2. The competition for workers is getting fierce. With unemployment remaining low, employers are being forced to work harder to find and attract candidates.
In some cases, that means altering expectations and potentially unattainable standards.
According to the New York Times: “[Employers] are becoming more willing to consider candidates with criminal records, for example, or to waive educational requirements. The car retailer AutoNation said this week that it was no longer refusing to hire workers who test positive for marijuana use — a sign of changing legal and societal norms, but also an indication that companies are rethinking hiring practices in a tight labor market.”
According to Market Watch: “But make no mistake: Unemployment is extremely low and likely headed below 4% later this year for the first time since 2000. There’s plenty of jobs available and companies want to hire, even if applicants are not of the same quality when the unemployment rate was higher.”

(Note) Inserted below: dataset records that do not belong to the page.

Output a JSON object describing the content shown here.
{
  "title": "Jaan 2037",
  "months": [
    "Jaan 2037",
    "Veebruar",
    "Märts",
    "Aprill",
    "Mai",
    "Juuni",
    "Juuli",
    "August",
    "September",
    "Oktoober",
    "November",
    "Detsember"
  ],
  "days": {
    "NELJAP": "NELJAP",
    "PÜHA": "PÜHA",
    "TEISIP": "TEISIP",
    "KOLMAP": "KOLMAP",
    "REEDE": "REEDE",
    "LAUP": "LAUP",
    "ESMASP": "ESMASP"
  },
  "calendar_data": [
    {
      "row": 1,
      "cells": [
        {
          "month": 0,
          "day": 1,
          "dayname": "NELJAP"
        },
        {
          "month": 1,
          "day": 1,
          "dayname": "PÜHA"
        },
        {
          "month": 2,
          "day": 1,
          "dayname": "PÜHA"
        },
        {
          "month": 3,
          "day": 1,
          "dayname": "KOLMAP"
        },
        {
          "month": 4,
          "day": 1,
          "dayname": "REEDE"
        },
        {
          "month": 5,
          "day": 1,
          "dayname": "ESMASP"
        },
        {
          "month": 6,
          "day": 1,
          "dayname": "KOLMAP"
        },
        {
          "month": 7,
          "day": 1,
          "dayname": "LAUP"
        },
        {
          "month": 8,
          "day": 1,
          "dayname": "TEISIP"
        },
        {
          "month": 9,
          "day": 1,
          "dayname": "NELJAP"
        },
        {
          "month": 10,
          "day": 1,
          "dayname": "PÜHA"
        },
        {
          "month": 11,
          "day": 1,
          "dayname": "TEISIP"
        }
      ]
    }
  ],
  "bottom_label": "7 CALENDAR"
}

According to the Wall Street Journal: “‘With little to no slack left in the economy, the major challenge for both policymakers and firm managers is where will businesses find the workers to meet growing demand in a new economy increasingly organized around science, mathematics and technology in a tightening labor market.’ Given that there is roughly one worker per job opening in the economy, the narrative inside the labor market is rapidly shifting from that of triumph to that of concern amongst firms of all sizes over how to fill positions among labor scarcity…firms are about to enter a period of rapid integration of technology as a substitute for labor to avoid growing bottlenecks in production and the provision of services."
3. The Fed will likely approve an interest rate hike in March. Steady unemployment rates — combined with the recent increase in wages — have combined to give the Fed the confidence to raise interest rates in the coming months.
According to CNBC: “Traders widely expect the Federal Reserve in March to approve a quarter-point hike in its benchmark interest rate, which is tied to most consumer rates like credit cards and adjustable-rate loans. The market expects another in June and a third by the end of the year, according to the CME's calculations of action in the fed funds futures market.”
Low unemployment means the job market is in your favor. Use these negotiation strategies to make sure you’re not leaving any money on the table when you land your next job!